= What is required =
Write each line exactly, from the line that holds "Read all visible content and emit it as JSON." through the final line of the material, and no other line.

= Provided information =
========================================================================

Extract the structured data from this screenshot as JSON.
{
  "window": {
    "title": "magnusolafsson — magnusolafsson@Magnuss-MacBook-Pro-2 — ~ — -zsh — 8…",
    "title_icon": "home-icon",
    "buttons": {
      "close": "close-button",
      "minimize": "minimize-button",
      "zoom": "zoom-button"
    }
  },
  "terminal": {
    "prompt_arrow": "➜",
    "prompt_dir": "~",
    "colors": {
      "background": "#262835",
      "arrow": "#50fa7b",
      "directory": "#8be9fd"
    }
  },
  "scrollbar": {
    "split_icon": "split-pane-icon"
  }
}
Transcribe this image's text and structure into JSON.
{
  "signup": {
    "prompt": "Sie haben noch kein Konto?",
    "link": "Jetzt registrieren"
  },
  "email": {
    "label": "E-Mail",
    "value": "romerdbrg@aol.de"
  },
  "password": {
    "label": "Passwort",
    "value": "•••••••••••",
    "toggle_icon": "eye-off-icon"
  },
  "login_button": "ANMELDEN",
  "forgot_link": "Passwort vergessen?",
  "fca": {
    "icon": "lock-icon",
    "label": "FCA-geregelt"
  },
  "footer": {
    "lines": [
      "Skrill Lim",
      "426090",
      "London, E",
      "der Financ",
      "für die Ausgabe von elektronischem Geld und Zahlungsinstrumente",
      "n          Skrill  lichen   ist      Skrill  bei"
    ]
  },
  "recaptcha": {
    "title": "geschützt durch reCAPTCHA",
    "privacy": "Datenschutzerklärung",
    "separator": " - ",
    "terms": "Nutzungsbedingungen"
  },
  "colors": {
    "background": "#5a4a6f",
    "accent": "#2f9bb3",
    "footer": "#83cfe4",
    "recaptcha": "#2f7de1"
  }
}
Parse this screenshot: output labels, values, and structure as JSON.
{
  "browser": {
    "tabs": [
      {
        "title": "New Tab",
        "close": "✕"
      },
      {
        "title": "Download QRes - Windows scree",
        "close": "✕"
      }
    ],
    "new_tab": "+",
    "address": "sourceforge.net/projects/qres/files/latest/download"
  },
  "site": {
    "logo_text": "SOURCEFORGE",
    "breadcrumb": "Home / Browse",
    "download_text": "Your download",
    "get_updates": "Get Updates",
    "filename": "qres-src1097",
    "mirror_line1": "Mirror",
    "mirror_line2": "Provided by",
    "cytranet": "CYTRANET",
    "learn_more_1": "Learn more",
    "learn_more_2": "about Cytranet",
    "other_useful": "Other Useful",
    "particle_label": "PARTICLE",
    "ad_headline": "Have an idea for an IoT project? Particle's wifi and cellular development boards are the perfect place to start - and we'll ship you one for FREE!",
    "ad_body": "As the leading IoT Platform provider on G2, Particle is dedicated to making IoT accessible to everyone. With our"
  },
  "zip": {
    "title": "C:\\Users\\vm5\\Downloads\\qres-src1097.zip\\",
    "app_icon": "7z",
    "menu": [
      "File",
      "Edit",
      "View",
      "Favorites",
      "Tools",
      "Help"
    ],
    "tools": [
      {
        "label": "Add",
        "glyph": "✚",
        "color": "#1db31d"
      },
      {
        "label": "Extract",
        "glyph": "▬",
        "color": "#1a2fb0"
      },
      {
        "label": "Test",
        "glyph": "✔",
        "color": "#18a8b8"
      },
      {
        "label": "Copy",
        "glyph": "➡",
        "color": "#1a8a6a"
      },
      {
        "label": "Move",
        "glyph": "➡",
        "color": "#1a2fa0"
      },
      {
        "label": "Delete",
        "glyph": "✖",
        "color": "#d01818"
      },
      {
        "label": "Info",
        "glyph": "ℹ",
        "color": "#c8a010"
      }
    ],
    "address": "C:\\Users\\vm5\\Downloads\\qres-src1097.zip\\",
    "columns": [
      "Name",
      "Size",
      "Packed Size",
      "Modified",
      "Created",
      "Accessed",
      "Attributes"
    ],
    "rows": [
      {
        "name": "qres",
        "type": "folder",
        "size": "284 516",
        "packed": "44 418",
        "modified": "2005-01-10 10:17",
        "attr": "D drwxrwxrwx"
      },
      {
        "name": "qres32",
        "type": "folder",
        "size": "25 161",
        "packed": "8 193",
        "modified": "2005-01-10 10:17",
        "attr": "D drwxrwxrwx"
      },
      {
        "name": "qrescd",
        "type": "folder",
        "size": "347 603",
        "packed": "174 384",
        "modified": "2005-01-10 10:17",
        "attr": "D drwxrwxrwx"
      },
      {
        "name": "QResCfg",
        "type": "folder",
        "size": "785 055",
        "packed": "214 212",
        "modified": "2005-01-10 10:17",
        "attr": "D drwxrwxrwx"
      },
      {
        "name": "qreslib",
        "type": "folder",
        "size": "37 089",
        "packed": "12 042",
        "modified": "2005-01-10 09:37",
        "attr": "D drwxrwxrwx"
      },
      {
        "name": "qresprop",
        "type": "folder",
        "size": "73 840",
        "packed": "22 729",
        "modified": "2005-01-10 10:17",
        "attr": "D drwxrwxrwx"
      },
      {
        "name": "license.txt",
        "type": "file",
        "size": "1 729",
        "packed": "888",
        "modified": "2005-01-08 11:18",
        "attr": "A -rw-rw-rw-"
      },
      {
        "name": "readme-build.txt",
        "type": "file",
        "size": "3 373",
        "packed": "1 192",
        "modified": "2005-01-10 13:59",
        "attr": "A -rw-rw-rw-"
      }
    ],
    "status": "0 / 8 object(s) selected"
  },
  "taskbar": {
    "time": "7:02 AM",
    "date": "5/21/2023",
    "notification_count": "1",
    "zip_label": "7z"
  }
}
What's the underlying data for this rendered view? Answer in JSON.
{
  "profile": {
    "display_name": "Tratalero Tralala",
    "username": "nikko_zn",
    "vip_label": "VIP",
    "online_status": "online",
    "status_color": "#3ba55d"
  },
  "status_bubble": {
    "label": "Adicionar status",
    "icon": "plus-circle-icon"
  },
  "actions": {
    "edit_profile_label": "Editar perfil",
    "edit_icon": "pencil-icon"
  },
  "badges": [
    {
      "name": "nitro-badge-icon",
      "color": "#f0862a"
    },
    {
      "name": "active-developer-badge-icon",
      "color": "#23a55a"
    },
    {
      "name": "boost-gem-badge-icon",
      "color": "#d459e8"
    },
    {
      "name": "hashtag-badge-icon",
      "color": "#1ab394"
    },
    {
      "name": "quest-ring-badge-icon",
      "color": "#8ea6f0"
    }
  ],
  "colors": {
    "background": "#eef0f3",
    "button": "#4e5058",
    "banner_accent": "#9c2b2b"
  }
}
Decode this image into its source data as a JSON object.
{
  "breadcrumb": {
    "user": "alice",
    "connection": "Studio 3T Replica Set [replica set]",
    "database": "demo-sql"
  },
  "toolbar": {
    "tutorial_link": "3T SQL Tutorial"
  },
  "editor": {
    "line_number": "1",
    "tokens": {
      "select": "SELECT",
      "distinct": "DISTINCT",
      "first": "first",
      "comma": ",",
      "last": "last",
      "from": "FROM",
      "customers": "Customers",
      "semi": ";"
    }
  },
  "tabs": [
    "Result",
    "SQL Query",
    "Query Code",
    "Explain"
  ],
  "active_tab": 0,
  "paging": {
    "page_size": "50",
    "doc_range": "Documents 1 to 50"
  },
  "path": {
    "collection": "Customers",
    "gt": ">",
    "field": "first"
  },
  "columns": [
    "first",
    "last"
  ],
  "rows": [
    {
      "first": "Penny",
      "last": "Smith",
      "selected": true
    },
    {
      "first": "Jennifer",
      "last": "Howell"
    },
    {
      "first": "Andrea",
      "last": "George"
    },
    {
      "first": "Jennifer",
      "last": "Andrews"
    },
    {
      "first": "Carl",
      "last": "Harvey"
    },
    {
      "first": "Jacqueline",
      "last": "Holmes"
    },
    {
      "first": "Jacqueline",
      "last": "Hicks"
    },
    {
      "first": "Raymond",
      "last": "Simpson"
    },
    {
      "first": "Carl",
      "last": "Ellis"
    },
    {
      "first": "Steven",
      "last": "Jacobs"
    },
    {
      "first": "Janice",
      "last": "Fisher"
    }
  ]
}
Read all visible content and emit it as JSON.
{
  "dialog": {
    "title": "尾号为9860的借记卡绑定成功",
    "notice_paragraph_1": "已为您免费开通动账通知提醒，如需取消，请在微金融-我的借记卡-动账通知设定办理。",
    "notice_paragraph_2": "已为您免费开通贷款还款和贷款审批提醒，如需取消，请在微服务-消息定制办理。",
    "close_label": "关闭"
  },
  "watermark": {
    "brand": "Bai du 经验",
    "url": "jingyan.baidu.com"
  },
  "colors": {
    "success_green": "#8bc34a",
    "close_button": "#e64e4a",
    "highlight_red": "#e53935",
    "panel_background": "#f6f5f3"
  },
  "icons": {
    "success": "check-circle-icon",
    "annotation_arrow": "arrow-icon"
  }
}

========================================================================

= Exercise output =
Read all visible content and emit it as JSON.
{
  "dialog": {
    "title": "尾号为9860的借记卡绑定成功",
    "notice_paragraph_1": "已为您免费开通动账通知提醒，如需取消，请在微金融-我的借记卡-动账通知设定办理。",
    "notice_paragraph_2": "已为您免费开通贷款还款和贷款审批提醒，如需取消，请在微服务-消息定制办理。",
    "close_label": "关闭"
  },
  "watermark": {
    "brand": "Bai du 经验",
    "url": "jingyan.baidu.com"
  },
  "colors": {
    "success_green": "#8bc34a",
    "close_button": "#e64e4a",
    "highlight_red": "#e53935",
    "panel_background": "#f6f5f3"
  },
  "icons": {
    "success": "check-circle-icon",
    "annotation_arrow": "arrow-icon"
  }
}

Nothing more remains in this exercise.